BACKGROUND: Non-heart-beating donor (NHBD) livers represent an important organ pool, but are seldom utilized clinically and require rapid retrieval and implantation. Experimental work with oxygenated perfusion during preservation has shown promising results by recovering function in these livers. This study compared sanguinous perfusion with cold storage for extended preservation of the NHBD liver in a porcine model.
METHODS: Porcine livers were subjected to 60 min of in vivo total warm ischaemia before flushing, after which they were preserved by one of two methods: group 1 (n = 4), University of Wisconsin (UW) solution by standard cold storage for 24 h; group 2 (n = 4), oxygenated autologous blood perfusion on an extracorporeal circuit for 24 h. All livers were subsequently tested on the circuit during a 24-h reperfusion phase.

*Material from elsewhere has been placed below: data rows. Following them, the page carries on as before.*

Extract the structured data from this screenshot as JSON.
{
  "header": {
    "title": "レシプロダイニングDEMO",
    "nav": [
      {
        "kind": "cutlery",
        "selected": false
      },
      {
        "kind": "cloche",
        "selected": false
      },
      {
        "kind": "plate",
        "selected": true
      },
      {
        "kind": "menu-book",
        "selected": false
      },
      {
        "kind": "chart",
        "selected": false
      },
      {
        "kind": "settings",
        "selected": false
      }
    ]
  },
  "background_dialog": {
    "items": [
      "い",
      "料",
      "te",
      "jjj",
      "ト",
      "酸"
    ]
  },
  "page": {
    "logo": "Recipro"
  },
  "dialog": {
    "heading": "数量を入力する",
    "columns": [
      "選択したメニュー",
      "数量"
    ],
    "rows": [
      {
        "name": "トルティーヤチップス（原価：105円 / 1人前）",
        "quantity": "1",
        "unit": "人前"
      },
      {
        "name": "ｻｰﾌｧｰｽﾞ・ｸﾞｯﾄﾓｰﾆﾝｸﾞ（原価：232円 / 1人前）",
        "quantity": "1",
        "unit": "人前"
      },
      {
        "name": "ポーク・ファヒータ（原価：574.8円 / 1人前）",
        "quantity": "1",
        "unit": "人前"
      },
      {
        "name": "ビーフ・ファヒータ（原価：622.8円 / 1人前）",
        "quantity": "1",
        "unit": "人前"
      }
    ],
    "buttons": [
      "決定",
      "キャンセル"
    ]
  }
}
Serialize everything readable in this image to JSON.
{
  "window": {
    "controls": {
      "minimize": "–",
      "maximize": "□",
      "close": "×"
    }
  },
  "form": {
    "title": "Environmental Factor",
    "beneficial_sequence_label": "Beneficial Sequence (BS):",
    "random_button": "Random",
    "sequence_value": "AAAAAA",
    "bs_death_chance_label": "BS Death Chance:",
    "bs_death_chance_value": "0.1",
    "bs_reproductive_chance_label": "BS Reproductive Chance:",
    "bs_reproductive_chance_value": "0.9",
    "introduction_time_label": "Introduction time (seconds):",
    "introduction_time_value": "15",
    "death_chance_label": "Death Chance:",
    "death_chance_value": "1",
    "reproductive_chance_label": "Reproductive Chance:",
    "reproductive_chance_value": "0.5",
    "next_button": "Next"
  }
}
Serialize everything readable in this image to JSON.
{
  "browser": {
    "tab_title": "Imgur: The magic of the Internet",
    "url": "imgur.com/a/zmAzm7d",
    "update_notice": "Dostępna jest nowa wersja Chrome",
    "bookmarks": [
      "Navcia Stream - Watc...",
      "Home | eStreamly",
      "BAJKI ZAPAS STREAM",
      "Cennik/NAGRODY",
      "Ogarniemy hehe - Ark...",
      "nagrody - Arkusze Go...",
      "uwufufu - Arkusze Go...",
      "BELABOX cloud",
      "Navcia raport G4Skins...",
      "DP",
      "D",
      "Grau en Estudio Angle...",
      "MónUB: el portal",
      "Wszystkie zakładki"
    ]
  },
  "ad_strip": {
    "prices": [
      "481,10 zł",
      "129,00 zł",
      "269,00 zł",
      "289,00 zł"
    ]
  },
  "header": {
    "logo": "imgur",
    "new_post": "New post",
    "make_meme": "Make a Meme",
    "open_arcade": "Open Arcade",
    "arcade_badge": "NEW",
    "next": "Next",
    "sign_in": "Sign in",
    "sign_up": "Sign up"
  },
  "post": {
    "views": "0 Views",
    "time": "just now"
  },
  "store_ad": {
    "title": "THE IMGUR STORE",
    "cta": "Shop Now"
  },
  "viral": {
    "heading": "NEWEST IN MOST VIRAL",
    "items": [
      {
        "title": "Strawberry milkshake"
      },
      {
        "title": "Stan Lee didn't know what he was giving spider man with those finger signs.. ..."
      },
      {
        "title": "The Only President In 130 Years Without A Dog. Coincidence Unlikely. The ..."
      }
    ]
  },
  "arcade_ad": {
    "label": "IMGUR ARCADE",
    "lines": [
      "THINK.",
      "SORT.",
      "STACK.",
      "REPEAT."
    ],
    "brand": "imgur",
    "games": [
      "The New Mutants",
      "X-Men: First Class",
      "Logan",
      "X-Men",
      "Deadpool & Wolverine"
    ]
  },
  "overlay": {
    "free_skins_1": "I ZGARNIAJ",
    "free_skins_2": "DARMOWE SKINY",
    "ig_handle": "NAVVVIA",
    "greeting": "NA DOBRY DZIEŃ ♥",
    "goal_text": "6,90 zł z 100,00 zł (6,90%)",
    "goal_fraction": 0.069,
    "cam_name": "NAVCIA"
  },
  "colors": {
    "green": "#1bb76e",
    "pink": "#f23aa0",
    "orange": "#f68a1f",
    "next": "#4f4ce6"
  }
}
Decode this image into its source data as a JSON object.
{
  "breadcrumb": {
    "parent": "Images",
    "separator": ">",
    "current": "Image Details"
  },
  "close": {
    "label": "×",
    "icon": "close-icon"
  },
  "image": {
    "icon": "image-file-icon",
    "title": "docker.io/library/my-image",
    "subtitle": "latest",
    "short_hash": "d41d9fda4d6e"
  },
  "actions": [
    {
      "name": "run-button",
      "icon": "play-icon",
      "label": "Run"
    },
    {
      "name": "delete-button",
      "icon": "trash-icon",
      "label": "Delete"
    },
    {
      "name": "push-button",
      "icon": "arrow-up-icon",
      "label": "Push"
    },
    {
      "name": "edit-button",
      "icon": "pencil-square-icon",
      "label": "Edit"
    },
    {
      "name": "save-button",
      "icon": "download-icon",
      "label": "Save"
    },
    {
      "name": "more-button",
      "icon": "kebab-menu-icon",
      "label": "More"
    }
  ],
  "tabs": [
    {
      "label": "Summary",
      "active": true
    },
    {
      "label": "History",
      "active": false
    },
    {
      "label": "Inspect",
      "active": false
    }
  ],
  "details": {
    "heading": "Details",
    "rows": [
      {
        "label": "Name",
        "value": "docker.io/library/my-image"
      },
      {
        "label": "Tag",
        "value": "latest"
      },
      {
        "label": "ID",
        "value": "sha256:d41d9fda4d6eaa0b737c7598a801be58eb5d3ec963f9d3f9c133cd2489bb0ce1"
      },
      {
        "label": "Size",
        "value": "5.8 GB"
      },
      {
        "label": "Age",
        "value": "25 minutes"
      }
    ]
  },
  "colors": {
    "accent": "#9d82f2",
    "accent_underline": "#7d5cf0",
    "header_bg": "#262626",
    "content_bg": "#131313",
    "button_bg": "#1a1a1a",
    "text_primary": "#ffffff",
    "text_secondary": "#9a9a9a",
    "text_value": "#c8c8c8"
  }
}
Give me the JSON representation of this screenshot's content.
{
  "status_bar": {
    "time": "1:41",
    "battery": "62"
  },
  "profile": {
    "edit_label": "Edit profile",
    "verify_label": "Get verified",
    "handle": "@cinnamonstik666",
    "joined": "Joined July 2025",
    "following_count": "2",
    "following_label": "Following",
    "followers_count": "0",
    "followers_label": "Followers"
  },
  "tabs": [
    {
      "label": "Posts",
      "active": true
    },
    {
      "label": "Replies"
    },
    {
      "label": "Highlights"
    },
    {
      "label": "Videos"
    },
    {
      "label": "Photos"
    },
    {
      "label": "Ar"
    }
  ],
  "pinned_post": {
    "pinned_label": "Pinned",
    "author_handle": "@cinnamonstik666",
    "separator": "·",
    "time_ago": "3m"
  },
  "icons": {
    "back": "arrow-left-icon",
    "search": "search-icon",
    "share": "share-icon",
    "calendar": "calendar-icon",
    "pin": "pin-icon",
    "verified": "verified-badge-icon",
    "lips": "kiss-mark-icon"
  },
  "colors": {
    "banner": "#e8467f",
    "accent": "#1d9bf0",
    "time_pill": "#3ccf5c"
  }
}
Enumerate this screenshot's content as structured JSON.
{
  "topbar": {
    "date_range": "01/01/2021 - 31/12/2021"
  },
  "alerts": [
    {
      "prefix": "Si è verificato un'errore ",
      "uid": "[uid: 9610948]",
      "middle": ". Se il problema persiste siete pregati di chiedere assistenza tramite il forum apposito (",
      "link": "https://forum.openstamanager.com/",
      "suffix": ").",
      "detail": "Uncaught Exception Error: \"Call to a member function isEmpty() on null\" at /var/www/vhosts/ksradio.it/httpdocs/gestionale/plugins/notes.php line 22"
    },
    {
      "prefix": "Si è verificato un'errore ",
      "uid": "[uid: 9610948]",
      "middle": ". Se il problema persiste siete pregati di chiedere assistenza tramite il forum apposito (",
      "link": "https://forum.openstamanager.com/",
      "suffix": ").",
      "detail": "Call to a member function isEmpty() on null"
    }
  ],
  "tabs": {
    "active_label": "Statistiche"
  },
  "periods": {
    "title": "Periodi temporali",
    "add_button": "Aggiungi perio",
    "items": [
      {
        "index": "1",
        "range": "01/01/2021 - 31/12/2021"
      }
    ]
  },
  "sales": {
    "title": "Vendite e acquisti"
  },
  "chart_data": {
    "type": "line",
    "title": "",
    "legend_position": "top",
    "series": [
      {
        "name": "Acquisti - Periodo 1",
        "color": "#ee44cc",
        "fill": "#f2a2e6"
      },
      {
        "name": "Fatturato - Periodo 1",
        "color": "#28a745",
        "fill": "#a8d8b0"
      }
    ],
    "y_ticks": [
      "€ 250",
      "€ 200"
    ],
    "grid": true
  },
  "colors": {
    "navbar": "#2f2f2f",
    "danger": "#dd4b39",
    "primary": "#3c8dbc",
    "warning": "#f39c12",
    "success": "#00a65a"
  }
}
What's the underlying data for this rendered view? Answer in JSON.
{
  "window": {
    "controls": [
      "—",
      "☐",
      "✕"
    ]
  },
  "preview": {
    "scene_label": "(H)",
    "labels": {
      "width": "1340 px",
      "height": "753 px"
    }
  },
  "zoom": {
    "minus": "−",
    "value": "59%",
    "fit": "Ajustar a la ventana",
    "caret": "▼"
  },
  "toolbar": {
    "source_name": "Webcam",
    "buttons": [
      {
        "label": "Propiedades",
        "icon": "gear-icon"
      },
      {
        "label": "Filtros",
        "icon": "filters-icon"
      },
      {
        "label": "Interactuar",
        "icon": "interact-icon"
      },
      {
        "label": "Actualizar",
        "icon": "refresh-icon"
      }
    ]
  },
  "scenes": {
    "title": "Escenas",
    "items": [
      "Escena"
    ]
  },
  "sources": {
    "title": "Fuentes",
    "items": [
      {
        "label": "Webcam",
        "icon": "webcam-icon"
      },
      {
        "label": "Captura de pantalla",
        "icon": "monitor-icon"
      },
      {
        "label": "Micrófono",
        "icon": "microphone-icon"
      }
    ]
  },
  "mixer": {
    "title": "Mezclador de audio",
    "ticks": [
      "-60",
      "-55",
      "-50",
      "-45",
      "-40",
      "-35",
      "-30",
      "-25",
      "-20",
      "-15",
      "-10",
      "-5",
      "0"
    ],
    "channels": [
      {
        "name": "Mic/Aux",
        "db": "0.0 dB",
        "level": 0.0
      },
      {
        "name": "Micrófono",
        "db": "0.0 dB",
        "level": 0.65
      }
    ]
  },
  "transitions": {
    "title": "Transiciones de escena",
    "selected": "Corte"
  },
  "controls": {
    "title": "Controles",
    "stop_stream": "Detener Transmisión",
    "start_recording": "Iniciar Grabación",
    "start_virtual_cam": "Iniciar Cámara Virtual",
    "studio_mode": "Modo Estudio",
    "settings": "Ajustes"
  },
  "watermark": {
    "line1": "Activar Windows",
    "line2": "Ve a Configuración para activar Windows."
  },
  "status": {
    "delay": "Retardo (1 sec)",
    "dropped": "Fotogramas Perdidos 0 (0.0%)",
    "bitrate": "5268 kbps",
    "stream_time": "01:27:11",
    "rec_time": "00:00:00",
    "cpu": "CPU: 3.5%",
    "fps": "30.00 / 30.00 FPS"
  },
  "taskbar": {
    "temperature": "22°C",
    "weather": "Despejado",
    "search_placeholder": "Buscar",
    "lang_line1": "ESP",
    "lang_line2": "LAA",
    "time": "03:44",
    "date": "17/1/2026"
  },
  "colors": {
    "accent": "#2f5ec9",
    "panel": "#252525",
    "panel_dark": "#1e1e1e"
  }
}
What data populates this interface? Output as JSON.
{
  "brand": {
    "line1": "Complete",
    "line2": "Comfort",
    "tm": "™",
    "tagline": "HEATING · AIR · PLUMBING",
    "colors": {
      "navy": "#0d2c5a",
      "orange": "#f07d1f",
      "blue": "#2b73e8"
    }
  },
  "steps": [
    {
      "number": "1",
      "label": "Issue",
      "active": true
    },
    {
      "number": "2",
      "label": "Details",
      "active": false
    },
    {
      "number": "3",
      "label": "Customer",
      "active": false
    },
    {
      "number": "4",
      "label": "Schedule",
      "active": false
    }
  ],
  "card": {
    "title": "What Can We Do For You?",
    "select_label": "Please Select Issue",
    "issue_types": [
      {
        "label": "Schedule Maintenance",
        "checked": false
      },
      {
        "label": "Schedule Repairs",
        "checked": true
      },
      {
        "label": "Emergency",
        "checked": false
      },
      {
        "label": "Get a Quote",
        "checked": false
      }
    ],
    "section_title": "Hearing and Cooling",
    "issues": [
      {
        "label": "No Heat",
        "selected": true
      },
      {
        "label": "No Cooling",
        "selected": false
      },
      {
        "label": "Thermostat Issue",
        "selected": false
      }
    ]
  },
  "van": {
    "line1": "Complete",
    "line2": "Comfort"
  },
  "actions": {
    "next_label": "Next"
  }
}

RESULTS: Livers in group 1 showed no evidence of viability during the reperfusion phase with no bile production or glucose utilization; they also displayed massive necrosis. Livers in group 2 demonstrated recovery of function by synthetic function, substrate utilization and perfusion haemodynamics; these livers displayed less cellular injury by hepatocellular enzymes. All differences in parameters between the two groups were statistically significant (P < 0.05). These findings were supported by histological examination.
CONCLUSION: Warm ischaemia for 1 h and simple cold storage (UW solution) for 24 h renders the liver non-viable. Oxygenated, sanguinous perfusion as a method of preservation recovers liver function to a viable level after 24 h of preservation.
The British journal of surgery
Animals; Blood Gas Analysis; Cold Temperature; Hemodynamics; Hemolysis; Hepatocytes; Hot Temperature; Liver; Liver Transplantation; Organ Preservation; Reperfusion; Swine; Tissue Donors; Tissue and Organ Procurement
Organ Preservation; Transplantation
St Peter, S. D., Imber, C. J., Lopez, I., Hughes, D., Friend, P. J. Extended preservation of non-heart-beating donor livers with normothermic machine perfusion. The British journal of surgery 89, 609-616 (2002).